Back to the meadowlark, my goal is to ever actually see one of these elusive birds again. Theoretically  this shouldn't be such a challenge what with our meadows and all.  Once or twice, I’ve glimpsed a yellow flash  and spotted the bird perched on a fence post before it flew.  Mostly, they hide in the grass and skim away to another spot before I get a good look, calling all the while from various positions in the meadow. 
One spring daughter Elise and I were determined to track down the evasive songster and tenaciously followed its calls, even climbed over the fence into the neighbor’s pasture and picked our way along the little creek, but never caught up with that bird, or birds.  There may have been more than one.  So unless I catch another rare glimpse, I must content myself with their beautiful trills.  Birds like this need tall grasses and untidy hedge rows for nesting.  Bear that in mind in your own yard and garden.  Keeping everything trim and cultivated robs our feathered friends of habitat.  It’s also a good excuse for a less than perfectly kept landscape.    A little wilderness here and there is a good thing.

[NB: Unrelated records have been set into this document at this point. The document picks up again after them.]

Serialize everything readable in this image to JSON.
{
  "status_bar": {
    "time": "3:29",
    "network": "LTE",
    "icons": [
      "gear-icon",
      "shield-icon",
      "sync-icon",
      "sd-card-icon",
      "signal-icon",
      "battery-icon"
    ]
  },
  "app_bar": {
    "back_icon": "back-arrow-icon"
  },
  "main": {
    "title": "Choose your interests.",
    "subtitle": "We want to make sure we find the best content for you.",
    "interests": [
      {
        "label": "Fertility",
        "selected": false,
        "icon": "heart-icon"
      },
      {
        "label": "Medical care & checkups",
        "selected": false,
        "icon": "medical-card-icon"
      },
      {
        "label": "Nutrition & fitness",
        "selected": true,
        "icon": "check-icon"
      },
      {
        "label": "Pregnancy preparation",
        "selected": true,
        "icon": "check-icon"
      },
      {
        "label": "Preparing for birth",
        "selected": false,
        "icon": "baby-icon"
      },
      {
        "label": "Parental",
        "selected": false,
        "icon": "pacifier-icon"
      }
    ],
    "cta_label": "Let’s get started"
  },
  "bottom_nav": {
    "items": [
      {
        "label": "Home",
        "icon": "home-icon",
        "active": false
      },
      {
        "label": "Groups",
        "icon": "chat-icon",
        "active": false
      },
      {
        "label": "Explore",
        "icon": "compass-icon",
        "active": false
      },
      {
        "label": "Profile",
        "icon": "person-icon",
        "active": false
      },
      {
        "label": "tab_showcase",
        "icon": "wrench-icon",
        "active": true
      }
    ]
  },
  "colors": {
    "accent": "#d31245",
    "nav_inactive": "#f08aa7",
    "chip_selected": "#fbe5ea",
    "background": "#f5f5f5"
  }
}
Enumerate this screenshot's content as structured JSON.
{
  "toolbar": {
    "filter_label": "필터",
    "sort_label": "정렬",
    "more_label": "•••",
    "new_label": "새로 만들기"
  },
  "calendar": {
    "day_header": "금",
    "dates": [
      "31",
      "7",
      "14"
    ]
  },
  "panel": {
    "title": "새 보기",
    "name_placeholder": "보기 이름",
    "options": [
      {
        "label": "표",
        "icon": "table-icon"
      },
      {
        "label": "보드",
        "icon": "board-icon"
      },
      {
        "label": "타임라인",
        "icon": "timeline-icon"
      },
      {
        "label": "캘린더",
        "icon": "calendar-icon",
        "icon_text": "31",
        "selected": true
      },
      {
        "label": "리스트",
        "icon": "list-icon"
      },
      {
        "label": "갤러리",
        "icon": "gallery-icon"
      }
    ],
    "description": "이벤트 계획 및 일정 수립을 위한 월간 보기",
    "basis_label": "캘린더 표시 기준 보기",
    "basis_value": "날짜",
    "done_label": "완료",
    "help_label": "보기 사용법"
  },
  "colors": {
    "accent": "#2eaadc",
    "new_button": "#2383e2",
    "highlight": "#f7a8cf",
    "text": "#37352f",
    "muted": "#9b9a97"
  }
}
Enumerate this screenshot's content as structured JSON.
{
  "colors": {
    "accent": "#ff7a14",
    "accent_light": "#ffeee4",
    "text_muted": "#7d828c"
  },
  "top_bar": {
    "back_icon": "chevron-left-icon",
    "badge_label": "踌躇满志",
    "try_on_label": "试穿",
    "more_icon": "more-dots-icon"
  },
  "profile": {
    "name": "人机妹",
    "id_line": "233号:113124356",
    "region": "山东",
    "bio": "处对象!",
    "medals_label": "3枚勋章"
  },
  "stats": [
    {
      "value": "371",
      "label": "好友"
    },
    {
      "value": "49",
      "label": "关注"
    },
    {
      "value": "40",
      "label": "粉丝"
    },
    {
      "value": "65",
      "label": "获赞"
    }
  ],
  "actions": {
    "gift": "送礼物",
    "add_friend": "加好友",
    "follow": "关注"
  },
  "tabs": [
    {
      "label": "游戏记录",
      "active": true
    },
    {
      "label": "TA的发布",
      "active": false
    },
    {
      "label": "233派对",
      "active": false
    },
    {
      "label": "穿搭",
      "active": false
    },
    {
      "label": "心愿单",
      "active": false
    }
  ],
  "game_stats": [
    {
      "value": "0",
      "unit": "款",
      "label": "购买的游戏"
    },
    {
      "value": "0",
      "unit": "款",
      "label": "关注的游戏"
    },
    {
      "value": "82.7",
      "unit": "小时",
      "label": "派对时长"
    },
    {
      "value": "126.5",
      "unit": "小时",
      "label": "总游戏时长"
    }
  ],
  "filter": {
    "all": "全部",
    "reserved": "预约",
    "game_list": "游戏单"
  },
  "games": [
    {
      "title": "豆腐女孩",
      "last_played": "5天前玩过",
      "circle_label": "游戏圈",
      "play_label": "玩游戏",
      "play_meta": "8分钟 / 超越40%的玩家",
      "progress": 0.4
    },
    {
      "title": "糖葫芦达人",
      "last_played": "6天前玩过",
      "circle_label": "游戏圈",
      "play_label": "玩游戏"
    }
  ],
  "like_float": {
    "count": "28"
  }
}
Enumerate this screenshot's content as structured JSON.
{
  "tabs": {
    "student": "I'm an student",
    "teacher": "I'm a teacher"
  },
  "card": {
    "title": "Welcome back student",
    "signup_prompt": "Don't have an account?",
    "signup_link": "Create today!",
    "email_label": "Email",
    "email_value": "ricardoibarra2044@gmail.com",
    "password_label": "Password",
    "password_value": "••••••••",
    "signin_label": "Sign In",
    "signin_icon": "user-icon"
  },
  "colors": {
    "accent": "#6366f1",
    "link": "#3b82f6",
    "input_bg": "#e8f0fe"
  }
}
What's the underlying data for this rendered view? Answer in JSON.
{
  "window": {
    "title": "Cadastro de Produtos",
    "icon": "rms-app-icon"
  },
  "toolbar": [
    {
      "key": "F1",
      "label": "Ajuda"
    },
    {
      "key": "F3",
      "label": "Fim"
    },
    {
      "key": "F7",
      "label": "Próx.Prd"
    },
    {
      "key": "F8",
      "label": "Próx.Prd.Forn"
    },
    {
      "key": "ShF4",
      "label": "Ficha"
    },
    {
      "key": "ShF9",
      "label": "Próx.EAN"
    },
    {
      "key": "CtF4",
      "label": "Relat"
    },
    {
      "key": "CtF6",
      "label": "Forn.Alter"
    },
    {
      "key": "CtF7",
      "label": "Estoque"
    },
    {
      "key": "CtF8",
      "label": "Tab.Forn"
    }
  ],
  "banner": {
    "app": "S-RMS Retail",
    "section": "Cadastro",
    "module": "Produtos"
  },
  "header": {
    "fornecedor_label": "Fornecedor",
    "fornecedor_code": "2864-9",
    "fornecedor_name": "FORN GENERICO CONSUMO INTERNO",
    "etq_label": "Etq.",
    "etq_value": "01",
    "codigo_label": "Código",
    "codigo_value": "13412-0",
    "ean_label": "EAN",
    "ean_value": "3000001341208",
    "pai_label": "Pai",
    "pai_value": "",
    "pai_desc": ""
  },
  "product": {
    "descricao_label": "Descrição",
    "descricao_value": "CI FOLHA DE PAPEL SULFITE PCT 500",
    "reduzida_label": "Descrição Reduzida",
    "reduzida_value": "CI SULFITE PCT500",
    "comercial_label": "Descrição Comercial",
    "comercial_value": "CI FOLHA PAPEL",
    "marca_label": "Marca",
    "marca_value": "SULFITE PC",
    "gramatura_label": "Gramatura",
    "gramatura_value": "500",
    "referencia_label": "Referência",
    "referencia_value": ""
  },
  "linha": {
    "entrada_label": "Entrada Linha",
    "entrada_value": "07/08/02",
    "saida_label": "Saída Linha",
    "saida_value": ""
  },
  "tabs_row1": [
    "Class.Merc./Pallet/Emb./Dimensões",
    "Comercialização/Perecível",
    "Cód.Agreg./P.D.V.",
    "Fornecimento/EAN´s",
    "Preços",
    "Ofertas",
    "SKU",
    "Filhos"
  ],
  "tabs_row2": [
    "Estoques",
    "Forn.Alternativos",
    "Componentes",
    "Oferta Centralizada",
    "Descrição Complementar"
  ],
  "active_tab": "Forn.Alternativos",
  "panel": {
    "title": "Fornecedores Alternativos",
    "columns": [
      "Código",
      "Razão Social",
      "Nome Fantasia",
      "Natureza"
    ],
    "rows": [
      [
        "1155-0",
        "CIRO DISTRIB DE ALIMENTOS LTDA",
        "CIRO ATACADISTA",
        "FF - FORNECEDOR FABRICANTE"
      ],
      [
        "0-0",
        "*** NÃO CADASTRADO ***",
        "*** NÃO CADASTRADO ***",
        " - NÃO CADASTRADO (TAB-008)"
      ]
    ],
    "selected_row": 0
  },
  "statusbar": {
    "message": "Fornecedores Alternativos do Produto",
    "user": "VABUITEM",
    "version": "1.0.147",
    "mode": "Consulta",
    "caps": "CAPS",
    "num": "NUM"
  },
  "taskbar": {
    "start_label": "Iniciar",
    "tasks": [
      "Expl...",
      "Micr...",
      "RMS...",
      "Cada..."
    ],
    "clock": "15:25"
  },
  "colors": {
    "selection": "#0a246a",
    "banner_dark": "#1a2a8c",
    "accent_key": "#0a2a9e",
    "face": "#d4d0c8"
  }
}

Images of early crocus before the snow and Elise and me on a walk about the farm, two years ago. A cow is saying hello. They follow us like pet dogs.

We have the Eastern Meadowlark.  For more on that variety click here.
For more on the Western Meadowlark~
*Royalty free Image of meadowlark–until we can finally photograph one.




4 comments

  1. Patrice Wilton // March 19, 2013 at 2:26 PM  

    Sounds beautiful, Beth.

  2. Mary Marvella // March 19, 2013 at 3:16 PM  

    Beth, this is lovely! Your posts always are! Thanks for sharing!

  3. Beth Trissel // March 19, 2013 at 9:50 PM  

    Thanks so much, guys. Now, we have a fierce March wind a blowing.

  4. Mary Ricksen // March 22, 2013 at 4:19 PM  

    Love it! Miss the Smokies.